“Future Pasts draws together different threads from an extraordinary project spanning over three years, with people new to the North East. The living legacy of Hadrian’s Wall in Northumberland was a new starting point to explore perspectives of migration, belonging and national identity. Thought the lens provided by the living legacy of Hadrian’s Wall the project set out to examine questions of migration, sense of belonging and notions of national identity. Future Pasts presents a rich, layered and complex examination of the heritage of migration in the context of the beauty and fragility of local landscapes and ecosystems. Hadrian’s Wall is a poignant remainder of historical multiculturality in the context of the divisive ideas of English national identity we witness in contemporary times."
- Andrea Carter, lead producer at D6: Culture in Transit.
Through our explorations and walks within this landscape, we have unearthed friendships, connections, historical multiculturality as well as the violence of colonial extractivism. The living legacy of Hadrian’s Wall and the symbolism of the wall in general are highly relevant to present-day concerns. For a long time, the rural England (in which Hadrian’s wall happen to sit) has been seen as a largely white space, homogenous and with socially conservative values and these values have had a central and significant impact on what is conceived as English national identity.
But the Wall counteracts this idea of rural England as a homogenous, white space by being a poignant reminder of a historical multiculturality of this landscape. The construction and operation of the Wall brought with it large numbers of people – among them soldiers, masons, merchants and their families - from many different parts of the Roman empire - from Europe, North Africa, the Levant, the Caucasus’ and Mesopotamia – and they, in turn, brought with them their cultures, their beliefs and their food.
The Romans are said to be responsible for a wide array of introductions including, for example, the carrot, celery and the sycamore, the rabbit and the pheasant. All of these are now common elements of English landscapes. The changes that Hadrian’s Wall brought in its wake are now invisibly woven into our everyday lives and landscape and as such it serves a powerful reminder of just how much this identity is shaped by historical multiculturality.
The Wall serves also as a metaphor for some of our contemporary political and social issues. There is currently a propensity - not just in the UK – to establish barriers - whether physical or social and cultural - to those people and things that are perceived as different from elsewhere.

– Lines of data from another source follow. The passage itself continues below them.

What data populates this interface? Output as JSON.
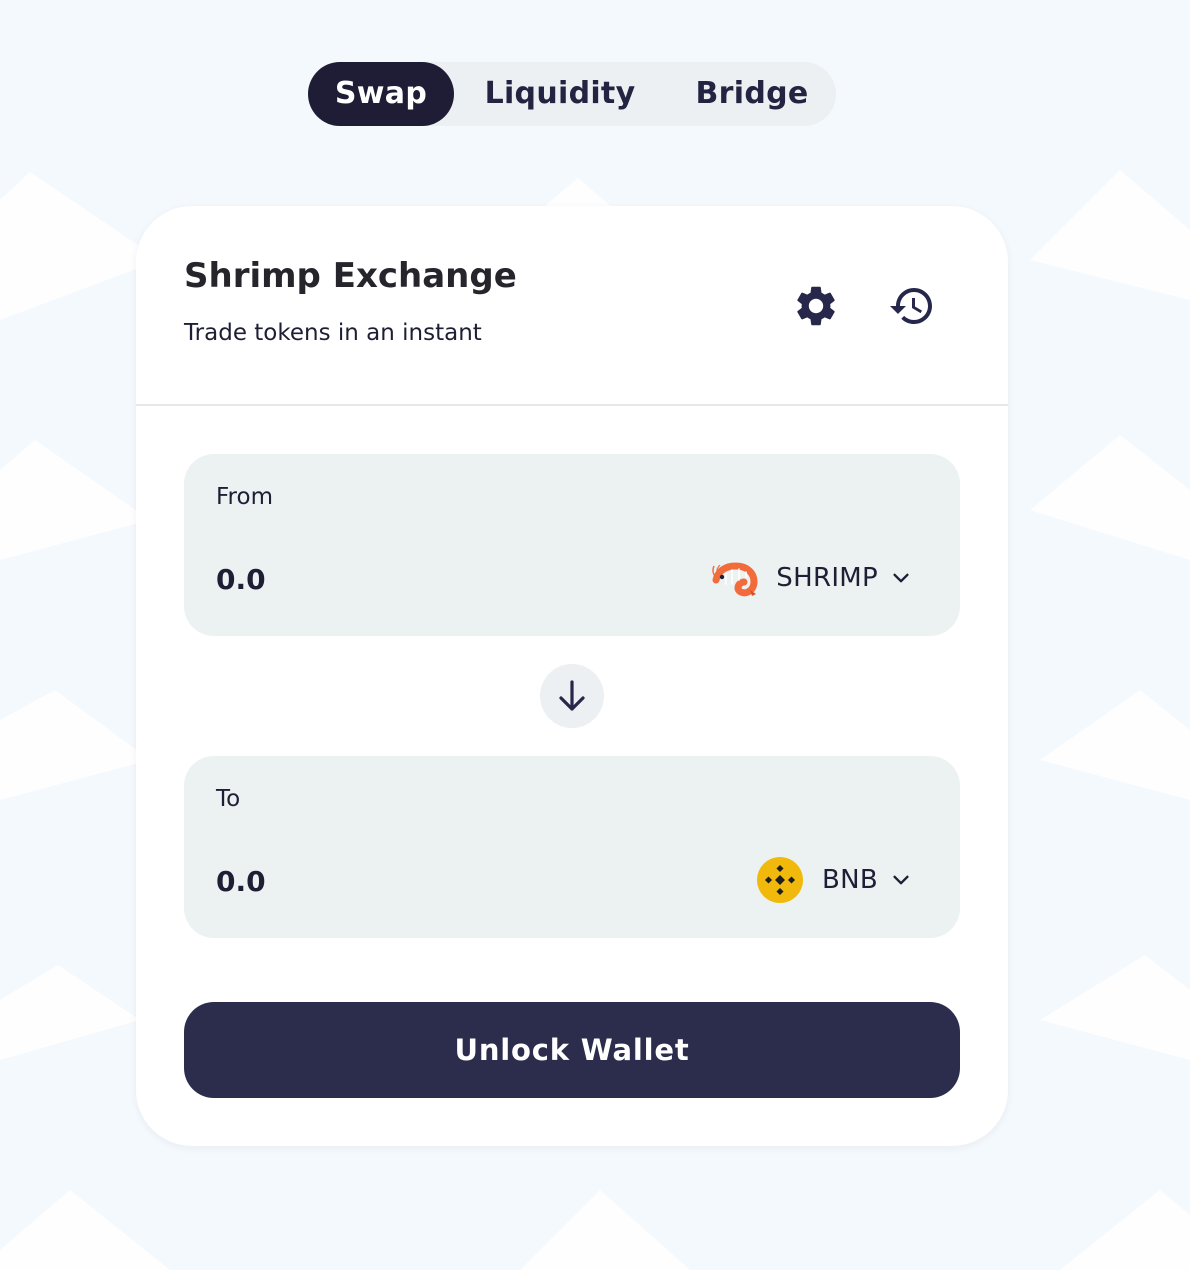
{
  "tabs": [
    {
      "label": "Swap",
      "active": true
    },
    {
      "label": "Liquidity",
      "active": false
    },
    {
      "label": "Bridge",
      "active": false
    }
  ],
  "card": {
    "title": "Shrimp Exchange",
    "subtitle": "Trade tokens in an instant",
    "icons": {
      "settings": "gear-icon",
      "history": "history-icon"
    }
  },
  "from": {
    "label": "From",
    "amount_placeholder": "0.0",
    "amount_value": "",
    "token": {
      "symbol": "SHRIMP",
      "icon": "shrimp-token-icon"
    }
  },
  "switch": {
    "icon": "arrow-down-icon"
  },
  "to": {
    "label": "To",
    "amount_placeholder": "0.0",
    "amount_value": "",
    "token": {
      "symbol": "BNB",
      "icon": "bnb-token-icon"
    }
  },
  "action": {
    "label": "Unlock Wallet"
  },
  "colors": {
    "page_background": "#f4f9fd",
    "active_tab": "#1e1d35",
    "tab_track": "#ecf0f2",
    "card": "#ffffff",
    "input_box": "#ecf1f2",
    "primary_button": "#2c2c4d",
    "bnb": "#f0b90b",
    "shrimp": "#f26b3a"
  }
}
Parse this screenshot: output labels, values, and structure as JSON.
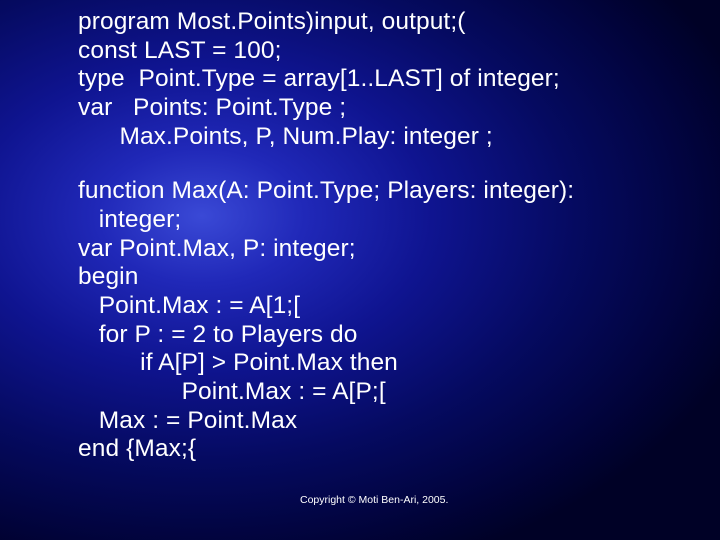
{
  "code": {
    "l1": "program Most.Points)input, output;(",
    "l2": "const LAST = 100;",
    "l3": "type  Point.Type = array[1..LAST] of integer;",
    "l4": "var   Points: Point.Type ;",
    "l5": "      Max.Points, P, Num.Play: integer ;",
    "l6": "function Max(A: Point.Type; Players: integer):",
    "l7": "   integer;",
    "l8": "var Point.Max, P: integer;",
    "l9": "begin",
    "l10": "   Point.Max : = A[1;[",
    "l11": "   for P : = 2 to Players do",
    "l12": "         if A[P] > Point.Max then",
    "l13": "               Point.Max : = A[P;[",
    "l14": "   Max : = Point.Max",
    "l15": "end {Max;{"
  },
  "copyright": "Copyright © Moti Ben-Ari, 2005."
}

These ideas manifest in things such as the “hostile environment” and the related misconceived and misinformed idea of an ‘original’ population. The Wall can, then, stand as an obvious and easy metaphor for these nationalisms / tribalisms, or as ‘Future Pasts’ has shown the narrative of the Wall can be considered as a project of integration, as a transnational site of connection.
‘Future Pasts’ has unearthed and produced perspectives which intertwine with historical data, bring to surface other historical narratives, narratives that can be mobilised to give the present a root, a call for changes in the present – describing new pasts for the future.
Future Pasts was commissioned by D6: Culture in Transit